Below is a set of records; restate each one word for word.

══ Data for analysis ══

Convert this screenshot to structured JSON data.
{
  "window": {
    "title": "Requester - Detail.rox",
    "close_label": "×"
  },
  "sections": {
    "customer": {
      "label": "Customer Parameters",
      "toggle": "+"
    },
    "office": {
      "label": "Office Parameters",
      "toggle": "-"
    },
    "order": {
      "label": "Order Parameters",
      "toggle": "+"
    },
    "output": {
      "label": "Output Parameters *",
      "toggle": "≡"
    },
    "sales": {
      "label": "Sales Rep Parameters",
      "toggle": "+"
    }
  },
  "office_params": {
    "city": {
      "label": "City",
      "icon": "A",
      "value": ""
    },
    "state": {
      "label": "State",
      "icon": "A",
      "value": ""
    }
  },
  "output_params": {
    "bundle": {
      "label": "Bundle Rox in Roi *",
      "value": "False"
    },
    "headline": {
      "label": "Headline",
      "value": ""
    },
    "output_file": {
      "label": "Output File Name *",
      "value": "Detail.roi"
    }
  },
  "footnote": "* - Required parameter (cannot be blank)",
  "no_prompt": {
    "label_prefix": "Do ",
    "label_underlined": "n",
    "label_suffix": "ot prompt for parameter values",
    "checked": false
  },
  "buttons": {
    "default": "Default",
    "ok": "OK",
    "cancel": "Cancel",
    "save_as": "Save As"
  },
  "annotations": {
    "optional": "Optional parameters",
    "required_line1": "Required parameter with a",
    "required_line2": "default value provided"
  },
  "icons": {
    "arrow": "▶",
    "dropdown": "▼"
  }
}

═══

Answer box:
Convert this screenshot to structured JSON data.
{
  "window": {
    "title": "Requester - Detail.rox",
    "close_label": "×"
  },
  "sections": {
    "customer": {
      "label": "Customer Parameters",
      "toggle": "+"
    },
    "office": {
      "label": "Office Parameters",
      "toggle": "-"
    },
    "order": {
      "label": "Order Parameters",
      "toggle": "+"
    },
    "output": {
      "label": "Output Parameters *",
      "toggle": "≡"
    },
    "sales": {
      "label": "Sales Rep Parameters",
      "toggle": "+"
    }
  },
  "office_params": {
    "city": {
      "label": "City",
      "icon": "A",
      "value": ""
    },
    "state": {
      "label": "State",
      "icon": "A",
      "value": ""
    }
  },
  "output_params": {
    "bundle": {
      "label": "Bundle Rox in Roi *",
      "value": "False"
    },
    "headline": {
      "label": "Headline",
      "value": ""
    },
    "output_file": {
      "label": "Output File Name *",
      "value": "Detail.roi"
    }
  },
  "footnote": "* - Required parameter (cannot be blank)",
  "no_prompt": {
    "label_prefix": "Do ",
    "label_underlined": "n",
    "label_suffix": "ot prompt for parameter values",
    "checked": false
  },
  "buttons": {
    "default": "Default",
    "ok": "OK",
    "cancel": "Cancel",
    "save_as": "Save As"
  },
  "annotations": {
    "optional": "Optional parameters",
    "required_line1": "Required parameter with a",
    "required_line2": "default value provided"
  },
  "icons": {
    "arrow": "▶",
    "dropdown": "▼"
  }
}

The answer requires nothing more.